“I have friends who were really anxious about going back to school. [after the COVID-19 pandemic] and couldn’t handle it, especially if it was their freshman year of high school,” he says. “But for me it was the opposite. It would have been bad for my mental health if I didn’t go back.”
He’s not alone in worrying about cookie-cutter, one-size-fits-all approaches to conversations about young people and mental health issues.
“It’s very easy for young people to become fixated on an operational definition of mental health, like ‘this is what anxiety or depression looks like’, so it’s important for us to talk to each other,” says Harshini Anand. Anand adds that while more open discussions can be positive, they also need to be sincere.
“It’s pretty cool and edgy talking about mental health right now, so we have to be careful not to get into conversations that are dishonest,” she says. “Are you talking to someone who shares the same mental health issues, or are you talking to someone who has just come into fashion?”

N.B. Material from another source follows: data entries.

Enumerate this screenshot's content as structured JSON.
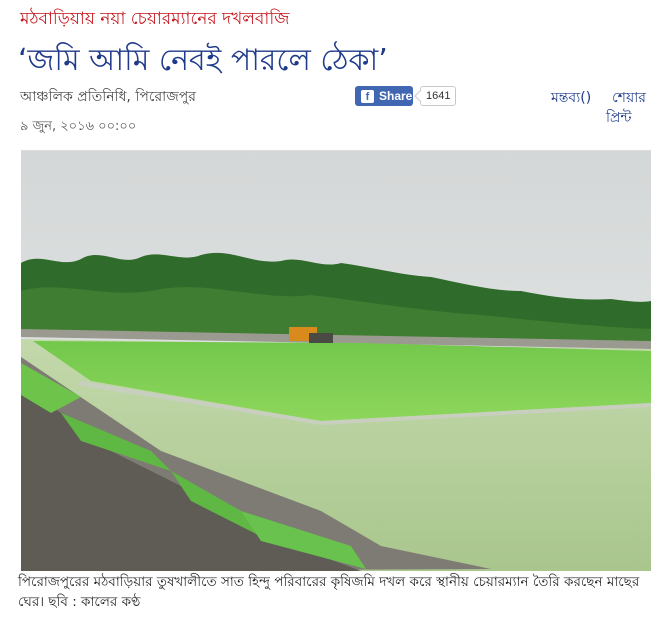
{
  "article": {
    "kicker": "মঠবাড়িয়ায় নয়া চেয়ারম্যানের দখলবাজি",
    "headline": "‘জমি আমি নেবই পারলে ঠেকা’",
    "byline": "আঞ্চলিক প্রতিনিধি, পিরোজপুর",
    "date": "৯ জুন, ২০১৬ ০০:০০",
    "photo_caption": "পিরোজপুরের মঠবাড়িয়ার তুষখালীতে সাত হিন্দু পরিবারের কৃষিজমি দখল করে স্থানীয় চেয়ারম্যান তৈরি করছেন মাছের ঘের। ছবি : কালের কণ্ঠ"
  },
  "social": {
    "facebook_icon": "f",
    "share_label": "Share",
    "share_count": "1641",
    "comment_link": "মন্তব্য()",
    "share_link": "শেয়ার",
    "print_link": "প্রিন্ট",
    "facebook_color": "#4267b2"
  },
  "colors": {
    "kicker": "#c4161c",
    "headline": "#1f3a8a"
  }
}
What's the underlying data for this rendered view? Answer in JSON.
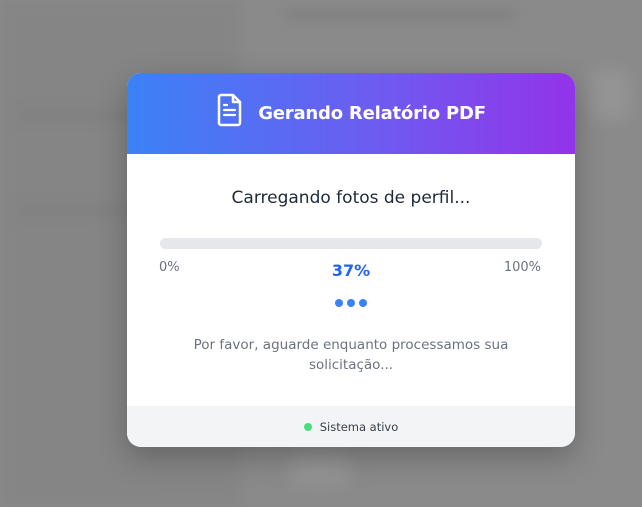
{
  "modal": {
    "title": "Gerando Relatório PDF",
    "header_icon": "document-icon",
    "status_text": "Carregando fotos de perfil...",
    "progress": {
      "value_percent": 37,
      "label": "37%",
      "min_label": "0%",
      "max_label": "100%"
    },
    "message": "Por favor, aguarde enquanto processamos sua solicitação...",
    "footer": {
      "status_label": "Sistema ativo",
      "status_color": "#4ade80"
    }
  },
  "colors": {
    "header_gradient_start": "#3b82f6",
    "header_gradient_end": "#9333ea",
    "accent": "#2563eb",
    "overlay": "#8a8a8a"
  }
}
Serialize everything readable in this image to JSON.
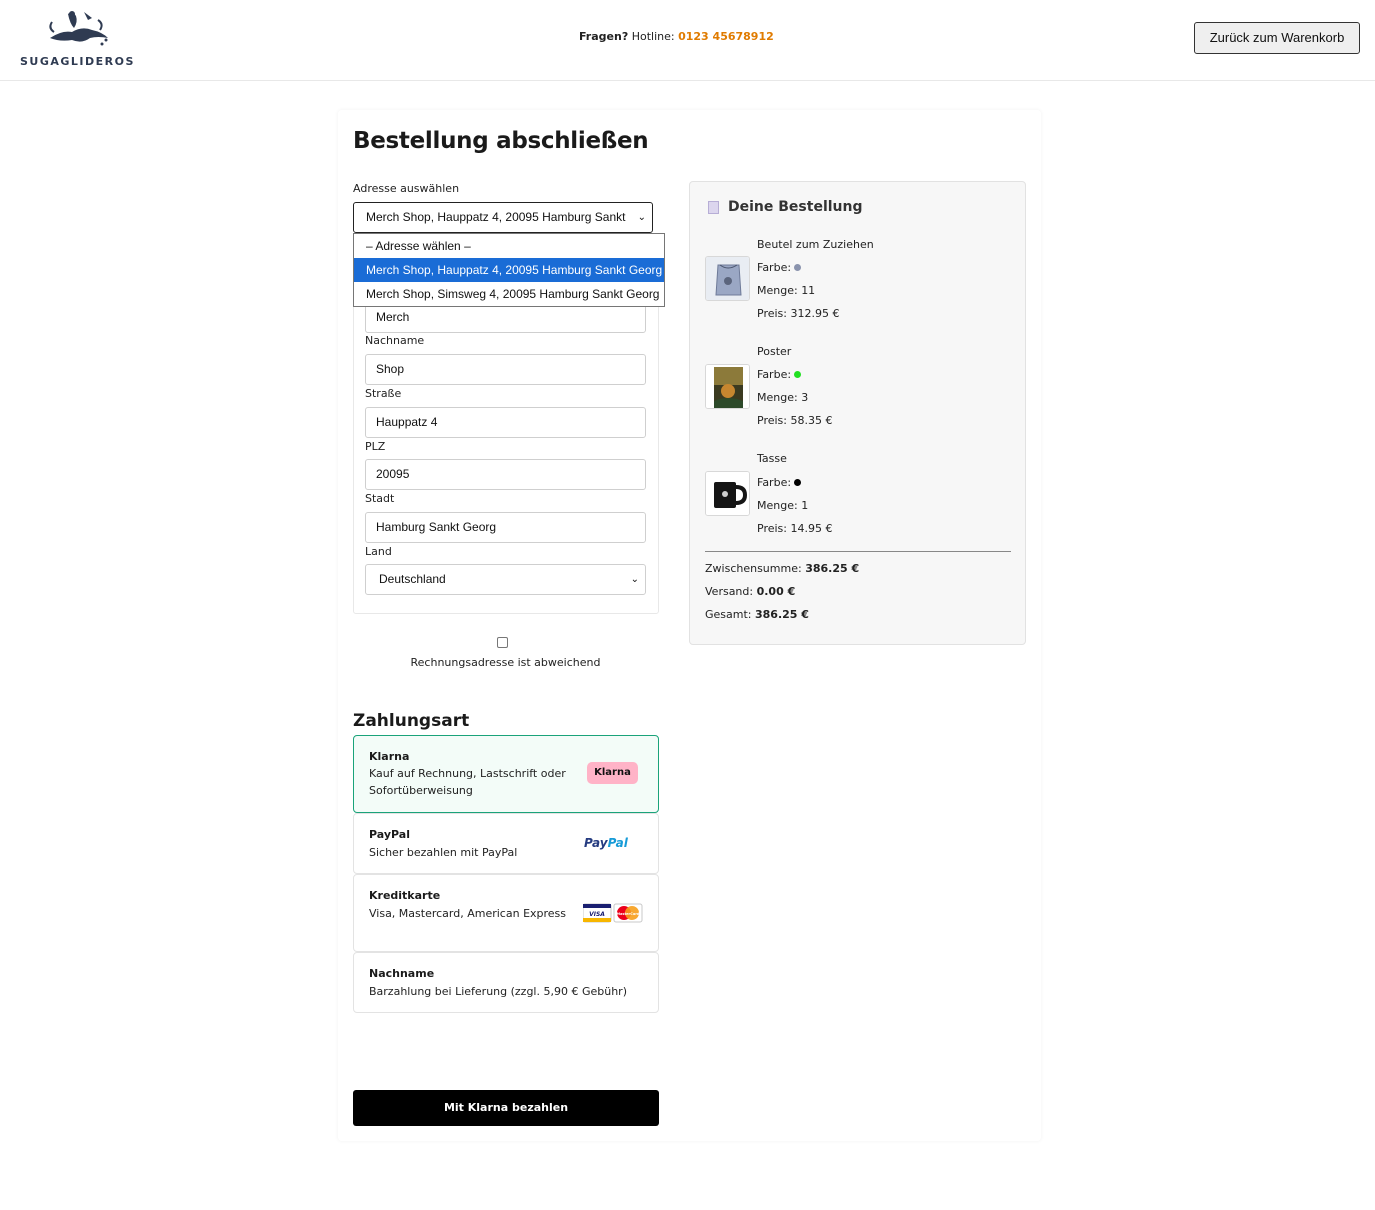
{
  "header": {
    "logo_text": "SUGAGLIDEROS",
    "hotline_question": "Fragen?",
    "hotline_label": "Hotline:",
    "hotline_number": "0123 45678912",
    "back_button": "Zurück zum Warenkorb"
  },
  "checkout": {
    "title": "Bestellung abschließen",
    "address_label": "Adresse auswählen",
    "address_selected": "Merch Shop, Hauppatz 4, 20095 Hamburg Sankt",
    "address_options": [
      "– Adresse wählen –",
      "Merch Shop, Hauppatz 4, 20095 Hamburg Sankt Georg",
      "Merch Shop, Simsweg 4, 20095 Hamburg Sankt Georg"
    ],
    "fields": {
      "first_name_value": "Merch",
      "last_name_label": "Nachname",
      "last_name_value": "Shop",
      "street_label": "Straße",
      "street_value": "Hauppatz 4",
      "zip_label": "PLZ",
      "zip_value": "20095",
      "city_label": "Stadt",
      "city_value": "Hamburg Sankt Georg",
      "country_label": "Land",
      "country_value": "Deutschland"
    },
    "billing_checkbox_label": "Rechnungsadresse ist abweichend",
    "billing_checked": false,
    "payment_title": "Zahlungsart",
    "payment_options": [
      {
        "name": "Klarna",
        "desc": "Kauf auf Rechnung, Lastschrift oder Sofortüberweisung",
        "badge": "Klarna"
      },
      {
        "name": "PayPal",
        "desc": "Sicher bezahlen mit PayPal",
        "logo_a": "Pay",
        "logo_b": "Pal"
      },
      {
        "name": "Kreditkarte",
        "desc": "Visa, Mastercard, American Express",
        "visa": "VISA",
        "mc": "MasterCard"
      },
      {
        "name": "Nachname",
        "desc": "Barzahlung bei Lieferung (zzgl. 5,90 € Gebühr)"
      }
    ],
    "submit_button": "Mit Klarna bezahlen"
  },
  "summary": {
    "title": "Deine Bestellung",
    "color_label": "Farbe:",
    "qty_label": "Menge:",
    "price_label": "Preis:",
    "items": [
      {
        "name": "Beutel zum Zuziehen",
        "color": "#8a93ad",
        "qty": "11",
        "price": "312.95 €"
      },
      {
        "name": "Poster",
        "color": "#22e022",
        "qty": "3",
        "price": "58.35 €"
      },
      {
        "name": "Tasse",
        "color": "#000000",
        "qty": "1",
        "price": "14.95 €"
      }
    ],
    "subtotal_label": "Zwischensumme:",
    "subtotal_value": "386.25 €",
    "shipping_label": "Versand:",
    "shipping_value": "0.00 €",
    "total_label": "Gesamt:",
    "total_value": "386.25 €"
  }
}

When Hasini Anand reflects on the kind of support young people need for their mental health, she points to an awareness of the growing influence of social media and the misrepresentation that abounds in it.

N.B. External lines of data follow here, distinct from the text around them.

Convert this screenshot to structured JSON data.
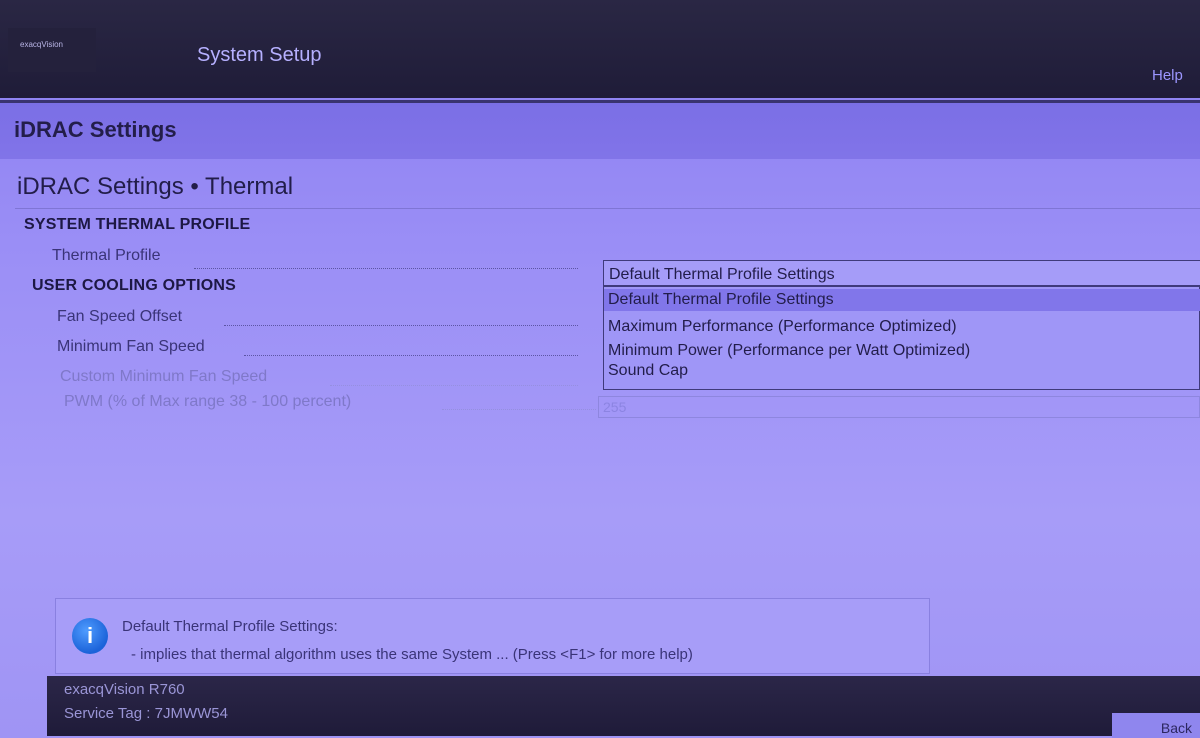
{
  "header": {
    "brand": "exacqVision",
    "title": "System Setup",
    "help_label": "Help"
  },
  "section": {
    "title": "iDRAC Settings"
  },
  "page": {
    "title": "iDRAC Settings • Thermal"
  },
  "groups": {
    "system_thermal_profile": "SYSTEM THERMAL PROFILE",
    "user_cooling_options": "USER COOLING OPTIONS"
  },
  "fields": {
    "thermal_profile": "Thermal Profile",
    "fan_speed_offset": "Fan Speed Offset",
    "minimum_fan_speed": "Minimum Fan Speed",
    "custom_min_fan_speed": "Custom Minimum Fan Speed",
    "pwm": "PWM (% of Max range 38 - 100 percent)"
  },
  "thermal_dropdown": {
    "selected": "Default Thermal Profile Settings",
    "options": [
      "Default Thermal Profile Settings",
      "Maximum Performance (Performance Optimized)",
      "Minimum Power (Performance per Watt Optimized)",
      "Sound Cap"
    ]
  },
  "pwm_value": "255",
  "info": {
    "title": "Default Thermal Profile Settings:",
    "description": "- implies that thermal algorithm uses the same System ... (Press <F1> for more help)"
  },
  "footer": {
    "model": "exacqVision R760",
    "service_tag": "Service Tag : 7JMWW54",
    "back_label": "Back"
  },
  "colors": {
    "accent": "#8176ea",
    "info_icon": "#1c63d9",
    "header_bg": "#1f1c38"
  }
}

“We have access to all kinds of social media, but we need to know how to get the right help. One of the downsides of the social media climate is that there is a lot of misinformation, and that can be detrimental in the at long term,” she says.
She finds hope in the fact that more people, young and old, are working together in the community to address the concerns of young people. But she says there also needs to be more effort in such a health area.
“There’s definitely more that can be done to help us destigmatize our mental health issues. We’re here and ready to talk about things. It’s more progressive and people are ready to reach out to us, but I don’t think that we’re still 100% there,” she said.
Like Weatherspoon, the band emphasizes that ultimately they need the adults in their lives to move on.
“You just can’t pass the baton to us and tell us to find a way to fix the problems,” says Harshini Anand. “The reality is that many of us are still in school, many of us are working and many of us are young and learning, so we need you to stand up for us. Use your voice to be our voice.”
Jaishree Drepaul-Bruder is a freelance writer and editor currently based in Ann Arbor. She can be reached at [email protected].
All pictures of Doug Combe.